Wud took to it like a kid with shiny new toys.

“It opened a different world for me with endless musical possibilities,” he says. “Normally, when I do things I am super focused about it and it was the same with this. I became obsessed by it and I was making new beats every day.”

From more than 50 pieces produced, four were chosen to form Nabad. Translated to 'Pulse', the near-10-minute collection lives up to its name. It is a vigorous set of electronic tracks, ranging from ambient to dark wave, featuring spiralling synth lines and frenetic beats.

That air of urgency is also heightened by a pair of strong appearances by Lebanese rapper El Rass, whose socially conscious wordplay is found on the highlights Min Wein and Omran.

Those pining for Wud's older sound should enjoy the chugging riffs that underscore the dystopian vibes of Aymata.

Wud considers Nabad as an exciting new chapter in his career. Instead of pummelling listeners with riffs, he is now deriving thrills from discovering new depth and subtleties to specific sounds.

Jay Wud produced 'Nabad' in his home studio in Dubai. Jay Wud
Jay Wud produced 'Nabad' in his home studio in Dubai. Jay Wud

Reaching that level required him to learn a new way of listening to music.

“Hearing it as a fan and producer are two very different things,” he says. “For one thing, it is a more critical listening session and there is a lot of technical stuff to it. But before all of that, what I am looking for is the emotion of the track. That is critical to any song, it has to be driven by some sense of emotion.”

It has been a lesson Wud has been sharing in his burgeoning career as a producer. His production credits include last year's 9MM by Tunisian rapper Samara, which garnered more than nine million views on YouTube and Quietly, the soon to be released single by Lebanese pop singer Anthony Touma.

With plenty of his own solo material left in store, Wud aims to follow up Nabad with a quarantine inspired electronic album.

While he is yet to define the sound he is looking for with the future project, Wud promises it will be a true reflection of how he is feeling at present.

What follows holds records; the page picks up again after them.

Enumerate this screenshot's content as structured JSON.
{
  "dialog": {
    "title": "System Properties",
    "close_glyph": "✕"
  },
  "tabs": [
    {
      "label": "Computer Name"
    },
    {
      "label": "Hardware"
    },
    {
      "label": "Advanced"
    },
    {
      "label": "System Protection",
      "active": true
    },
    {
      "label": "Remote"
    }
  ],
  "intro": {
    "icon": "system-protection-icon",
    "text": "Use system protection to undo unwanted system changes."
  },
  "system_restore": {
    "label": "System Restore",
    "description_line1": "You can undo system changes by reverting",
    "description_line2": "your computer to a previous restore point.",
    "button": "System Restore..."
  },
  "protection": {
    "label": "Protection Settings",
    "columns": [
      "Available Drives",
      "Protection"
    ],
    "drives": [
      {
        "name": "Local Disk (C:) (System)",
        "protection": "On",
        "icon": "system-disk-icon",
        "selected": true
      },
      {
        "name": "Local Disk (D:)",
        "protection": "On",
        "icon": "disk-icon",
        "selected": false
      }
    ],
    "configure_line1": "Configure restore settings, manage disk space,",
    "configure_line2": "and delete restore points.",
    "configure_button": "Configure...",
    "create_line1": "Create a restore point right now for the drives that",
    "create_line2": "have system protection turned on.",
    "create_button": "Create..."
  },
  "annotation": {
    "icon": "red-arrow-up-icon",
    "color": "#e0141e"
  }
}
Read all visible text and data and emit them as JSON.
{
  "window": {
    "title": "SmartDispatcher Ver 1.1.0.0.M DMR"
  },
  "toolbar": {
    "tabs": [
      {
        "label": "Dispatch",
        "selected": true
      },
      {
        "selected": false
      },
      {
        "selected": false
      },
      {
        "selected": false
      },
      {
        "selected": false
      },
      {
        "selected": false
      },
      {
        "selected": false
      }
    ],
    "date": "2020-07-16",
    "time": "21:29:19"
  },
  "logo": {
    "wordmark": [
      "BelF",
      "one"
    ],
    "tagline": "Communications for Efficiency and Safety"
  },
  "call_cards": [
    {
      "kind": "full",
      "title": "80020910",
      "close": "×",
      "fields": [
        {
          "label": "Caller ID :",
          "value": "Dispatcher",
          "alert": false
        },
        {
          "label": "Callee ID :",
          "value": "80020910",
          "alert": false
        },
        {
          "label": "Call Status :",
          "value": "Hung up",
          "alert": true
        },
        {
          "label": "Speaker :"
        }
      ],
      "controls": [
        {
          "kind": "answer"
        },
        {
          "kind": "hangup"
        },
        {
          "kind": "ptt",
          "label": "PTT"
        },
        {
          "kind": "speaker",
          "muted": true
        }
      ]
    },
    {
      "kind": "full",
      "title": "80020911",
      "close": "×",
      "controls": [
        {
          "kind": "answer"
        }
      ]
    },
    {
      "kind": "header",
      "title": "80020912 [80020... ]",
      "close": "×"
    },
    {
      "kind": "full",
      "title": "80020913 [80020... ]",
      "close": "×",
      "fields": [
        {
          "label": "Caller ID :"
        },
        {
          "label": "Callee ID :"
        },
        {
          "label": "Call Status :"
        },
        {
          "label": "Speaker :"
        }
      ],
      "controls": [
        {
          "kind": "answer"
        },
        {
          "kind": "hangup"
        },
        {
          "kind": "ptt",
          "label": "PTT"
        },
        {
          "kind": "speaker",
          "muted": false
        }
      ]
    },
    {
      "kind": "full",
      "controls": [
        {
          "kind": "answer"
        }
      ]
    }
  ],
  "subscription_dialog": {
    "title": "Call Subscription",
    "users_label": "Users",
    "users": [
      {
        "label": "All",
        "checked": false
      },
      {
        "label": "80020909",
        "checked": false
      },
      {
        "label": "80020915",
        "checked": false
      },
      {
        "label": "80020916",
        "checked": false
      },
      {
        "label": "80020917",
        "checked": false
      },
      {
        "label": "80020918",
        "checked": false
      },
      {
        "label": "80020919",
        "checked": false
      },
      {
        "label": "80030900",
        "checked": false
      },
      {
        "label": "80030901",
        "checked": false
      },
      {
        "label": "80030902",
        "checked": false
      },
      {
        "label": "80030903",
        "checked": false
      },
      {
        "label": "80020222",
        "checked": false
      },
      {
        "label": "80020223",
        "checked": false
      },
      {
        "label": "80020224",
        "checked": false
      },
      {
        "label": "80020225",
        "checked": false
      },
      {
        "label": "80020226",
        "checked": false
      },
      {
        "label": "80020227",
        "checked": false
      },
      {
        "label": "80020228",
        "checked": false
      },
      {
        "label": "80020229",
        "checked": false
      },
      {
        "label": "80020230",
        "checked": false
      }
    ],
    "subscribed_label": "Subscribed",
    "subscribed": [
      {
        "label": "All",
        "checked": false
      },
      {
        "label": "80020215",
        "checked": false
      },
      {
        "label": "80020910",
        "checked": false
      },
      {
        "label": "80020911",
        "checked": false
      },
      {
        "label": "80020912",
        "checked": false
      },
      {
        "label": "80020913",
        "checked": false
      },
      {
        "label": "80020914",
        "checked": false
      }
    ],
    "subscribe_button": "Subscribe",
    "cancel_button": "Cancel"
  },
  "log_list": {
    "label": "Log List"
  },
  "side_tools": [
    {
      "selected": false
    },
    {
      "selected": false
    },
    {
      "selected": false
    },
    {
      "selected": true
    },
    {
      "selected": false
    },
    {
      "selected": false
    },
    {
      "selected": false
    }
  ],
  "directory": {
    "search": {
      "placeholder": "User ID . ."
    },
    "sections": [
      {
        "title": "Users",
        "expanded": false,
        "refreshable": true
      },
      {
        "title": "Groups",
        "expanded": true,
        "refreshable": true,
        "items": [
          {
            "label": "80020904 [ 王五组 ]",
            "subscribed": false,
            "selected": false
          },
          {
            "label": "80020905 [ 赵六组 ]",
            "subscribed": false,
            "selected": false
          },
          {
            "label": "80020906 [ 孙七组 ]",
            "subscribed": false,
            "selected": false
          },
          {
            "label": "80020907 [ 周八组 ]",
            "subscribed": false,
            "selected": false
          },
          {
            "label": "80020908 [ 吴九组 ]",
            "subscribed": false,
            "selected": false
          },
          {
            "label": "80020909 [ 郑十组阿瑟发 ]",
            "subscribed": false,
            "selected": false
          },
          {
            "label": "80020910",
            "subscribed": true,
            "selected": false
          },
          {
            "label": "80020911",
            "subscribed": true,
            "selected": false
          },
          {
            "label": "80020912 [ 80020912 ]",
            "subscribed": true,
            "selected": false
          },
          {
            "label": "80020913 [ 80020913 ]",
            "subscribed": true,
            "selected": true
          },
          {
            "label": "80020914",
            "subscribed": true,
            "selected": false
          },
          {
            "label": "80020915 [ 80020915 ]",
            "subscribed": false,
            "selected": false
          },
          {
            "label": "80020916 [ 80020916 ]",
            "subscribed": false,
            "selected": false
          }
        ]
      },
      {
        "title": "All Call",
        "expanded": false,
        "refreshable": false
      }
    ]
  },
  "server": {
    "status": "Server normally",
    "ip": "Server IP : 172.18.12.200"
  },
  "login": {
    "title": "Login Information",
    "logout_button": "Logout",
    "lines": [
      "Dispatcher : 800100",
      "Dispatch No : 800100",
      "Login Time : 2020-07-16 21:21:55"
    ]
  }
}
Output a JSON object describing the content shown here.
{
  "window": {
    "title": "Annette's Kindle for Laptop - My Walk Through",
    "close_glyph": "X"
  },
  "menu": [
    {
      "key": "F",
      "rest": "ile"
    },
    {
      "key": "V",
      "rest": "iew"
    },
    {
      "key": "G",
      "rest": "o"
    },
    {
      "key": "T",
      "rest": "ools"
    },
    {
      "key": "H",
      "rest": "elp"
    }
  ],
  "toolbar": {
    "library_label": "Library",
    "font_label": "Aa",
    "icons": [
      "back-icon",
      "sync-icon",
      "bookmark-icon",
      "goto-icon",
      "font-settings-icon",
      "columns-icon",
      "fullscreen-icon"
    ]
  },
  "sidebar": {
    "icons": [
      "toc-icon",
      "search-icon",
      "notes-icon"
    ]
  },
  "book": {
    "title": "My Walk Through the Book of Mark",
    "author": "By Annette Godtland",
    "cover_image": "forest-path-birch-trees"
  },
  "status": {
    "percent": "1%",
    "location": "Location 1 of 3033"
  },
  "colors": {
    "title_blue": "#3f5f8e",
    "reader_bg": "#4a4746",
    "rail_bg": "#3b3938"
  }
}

After all, it was a key piece of advice Benson gave him: "He said that once I do a record it becomes a part of history," he says. "You have to look at it like it is a picture of you in a particular time. That way you learn to accept it for what it is and you don't judge it and say you should have done things differently. I just love that, because it sounds simple and it makes absolute sense."